An exact copy of the records below is needed, with every picture left out.
[[ RECORDS TO USE, beginning ]]
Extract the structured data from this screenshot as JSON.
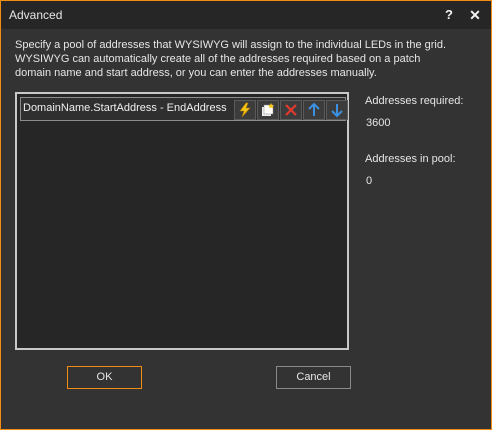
{
  "window": {
    "title": "Advanced",
    "help_label": "?",
    "close_label": "✕"
  },
  "description": "Specify a pool of addresses that WYSIWYG will assign to the individual LEDs in the grid. WYSIWYG can automatically create all of the addresses required based on a patch domain name and start address, or you can enter the addresses manually.",
  "pool": {
    "row_label": "DomainName.StartAddress - EndAddress",
    "toolbar_icons": [
      "lightning-icon",
      "auto-generate-icon",
      "delete-icon",
      "move-up-icon",
      "move-down-icon"
    ]
  },
  "info": {
    "required_label": "Addresses required:",
    "required_value": "3600",
    "pool_label": "Addresses in pool:",
    "pool_value": "0"
  },
  "buttons": {
    "ok": "OK",
    "cancel": "Cancel"
  },
  "colors": {
    "accent": "#f28c13",
    "background": "#333333",
    "titlebar": "#262626",
    "list_bg": "#262626"
  }
}
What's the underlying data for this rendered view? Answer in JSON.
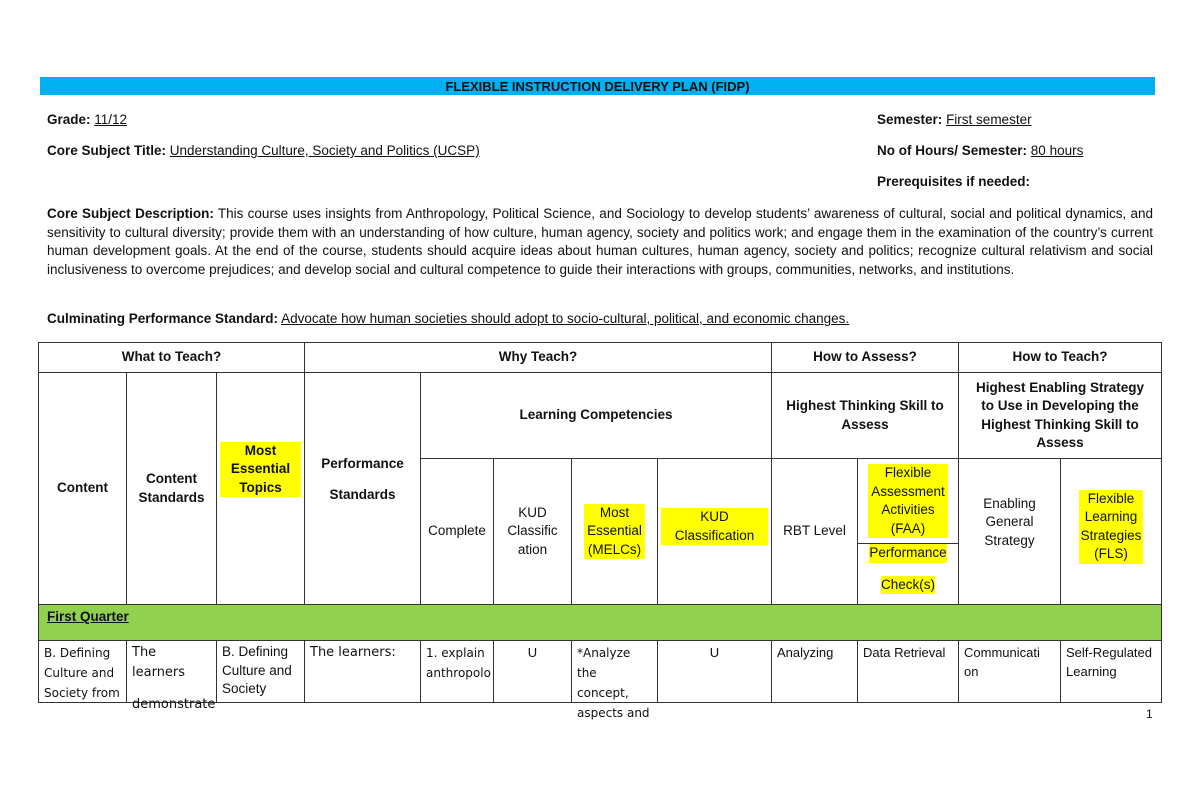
{
  "document": {
    "title": "FLEXIBLE INSTRUCTION DELIVERY PLAN (FIDP)",
    "grade_label": "Grade:",
    "grade_value": "11/12",
    "semester_label": "Semester:",
    "semester_value": "First semester",
    "subject_title_label": "Core Subject Title:",
    "subject_title_value": "Understanding Culture, Society and Politics (UCSP)",
    "hours_label": "No of Hours/ Semester:",
    "hours_value": "80 hours",
    "prerequisites_label": "Prerequisites if needed:",
    "description_label": "Core Subject Description:",
    "description_value": "This course uses insights from Anthropology, Political Science, and Sociology to develop students’ awareness of cultural, social and political dynamics, and sensitivity to cultural diversity; provide them with an understanding of how culture, human agency, society and politics work; and engage them in the examination of the country’s current human development goals. At the end of the course, students should acquire ideas about human cultures, human agency, society and politics; recognize cultural relativism and social inclusiveness to overcome prejudices; and develop social and cultural competence to guide their interactions with groups, communities, networks, and institutions.",
    "culminating_label": "Culminating Performance Standard:",
    "culminating_value": "Advocate how human societies should adopt to socio-cultural, political, and economic changes.",
    "page_number": "1"
  },
  "table": {
    "groups": {
      "what": "What to Teach?",
      "why": "Why Teach?",
      "assess": "How to Assess?",
      "teach": "How to Teach?"
    },
    "subgroups": {
      "learning_competencies": "Learning Competencies",
      "highest_thinking": "Highest Thinking Skill to Assess",
      "highest_enabling": "Highest Enabling Strategy to Use in Developing the Highest Thinking Skill to Assess"
    },
    "headers": {
      "content": "Content",
      "content_standards": "Content Standards",
      "most_essential_topics": "Most Essential Topics",
      "performance_standards_1": "Performance",
      "performance_standards_2": "Standards",
      "complete": "Complete",
      "kud_classification_1": "KUD Classific ation",
      "most_essential_melcs": "Most Essential (MELCs)",
      "kud_classification_2": "KUD Classification",
      "rbt_level": "RBT Level",
      "faa": "Flexible Assessment Activities (FAA)",
      "performance_check_1": "Performance",
      "performance_check_2": "Check(s)",
      "enabling_general_strategy": "Enabling General Strategy",
      "fls": "Flexible Learning Strategies (FLS)"
    },
    "quarter_label": "First Quarter",
    "rows": [
      {
        "content": "B. Defining Culture and Society from",
        "content_standards_1": "The learners",
        "content_standards_2": "demonstrate",
        "most_essential_topics": "B. Defining Culture and Society",
        "performance_standards": "The learners:",
        "complete": "1. explain anthropolo",
        "kud_1": "U",
        "melcs": "*Analyze the concept, aspects and",
        "kud_2": "U",
        "rbt_level": "Analyzing",
        "faa": "Data Retrieval",
        "enabling_strategy": "Communicati on",
        "fls": "Self-Regulated Learning"
      }
    ]
  }
}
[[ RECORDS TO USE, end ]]
◆ **WRITTEN RESPONSE**:
Extract the structured data from this screenshot as JSON.
{
  "window": {
    "title": "Advanced",
    "help_label": "?",
    "close_label": "✕"
  },
  "description": "Specify a pool of addresses that WYSIWYG will assign to the individual LEDs in the grid. WYSIWYG can automatically create all of the addresses required based on a patch domain name and start address, or you can enter the addresses manually.",
  "pool": {
    "row_label": "DomainName.StartAddress - EndAddress",
    "toolbar_icons": [
      "lightning-icon",
      "auto-generate-icon",
      "delete-icon",
      "move-up-icon",
      "move-down-icon"
    ]
  },
  "info": {
    "required_label": "Addresses required:",
    "required_value": "3600",
    "pool_label": "Addresses in pool:",
    "pool_value": "0"
  },
  "buttons": {
    "ok": "OK",
    "cancel": "Cancel"
  },
  "colors": {
    "accent": "#f28c13",
    "background": "#333333",
    "titlebar": "#262626",
    "list_bg": "#262626"
  }
}
What's the underlying data for this rendered view? Answer in JSON.
{
  "document": {
    "title": "FLEXIBLE INSTRUCTION DELIVERY PLAN (FIDP)",
    "grade_label": "Grade:",
    "grade_value": "11/12",
    "semester_label": "Semester:",
    "semester_value": "First semester",
    "subject_title_label": "Core Subject Title:",
    "subject_title_value": "Understanding Culture, Society and Politics (UCSP)",
    "hours_label": "No of Hours/ Semester:",
    "hours_value": "80 hours",
    "prerequisites_label": "Prerequisites if needed:",
    "description_label": "Core Subject Description:",
    "description_value": "This course uses insights from Anthropology, Political Science, and Sociology to develop students’ awareness of cultural, social and political dynamics, and sensitivity to cultural diversity; provide them with an understanding of how culture, human agency, society and politics work; and engage them in the examination of the country’s current human development goals. At the end of the course, students should acquire ideas about human cultures, human agency, society and politics; recognize cultural relativism and social inclusiveness to overcome prejudices; and develop social and cultural competence to guide their interactions with groups, communities, networks, and institutions.",
    "culminating_label": "Culminating Performance Standard:",
    "culminating_value": "Advocate how human societies should adopt to socio-cultural, political, and economic changes.",
    "page_number": "1"
  },
  "table": {
    "groups": {
      "what": "What to Teach?",
      "why": "Why Teach?",
      "assess": "How to Assess?",
      "teach": "How to Teach?"
    },
    "subgroups": {
      "learning_competencies": "Learning Competencies",
      "highest_thinking": "Highest Thinking Skill to Assess",
      "highest_enabling": "Highest Enabling Strategy to Use in Developing the Highest Thinking Skill to Assess"
    },
    "headers": {
      "content": "Content",
      "content_standards": "Content Standards",
      "most_essential_topics": "Most Essential Topics",
      "performance_standards_1": "Performance",
      "performance_standards_2": "Standards",
      "complete": "Complete",
      "kud_classification_1": "KUD Classific ation",
      "most_essential_melcs": "Most Essential (MELCs)",
      "kud_classification_2": "KUD Classification",
      "rbt_level": "RBT Level",
      "faa": "Flexible Assessment Activities (FAA)",
      "performance_check_1": "Performance",
      "performance_check_2": "Check(s)",
      "enabling_general_strategy": "Enabling General Strategy",
      "fls": "Flexible Learning Strategies (FLS)"
    },
    "quarter_label": "First Quarter",
    "rows": [
      {
        "content": "B. Defining Culture and Society from",
        "content_standards_1": "The learners",
        "content_standards_2": "demonstrate",
        "most_essential_topics": "B. Defining Culture and Society",
        "performance_standards": "The learners:",
        "complete": "1. explain anthropolo",
        "kud_1": "U",
        "melcs": "*Analyze the concept, aspects and",
        "kud_2": "U",
        "rbt_level": "Analyzing",
        "faa": "Data Retrieval",
        "enabling_strategy": "Communicati on",
        "fls": "Self-Regulated Learning"
      }
    ]
  }
}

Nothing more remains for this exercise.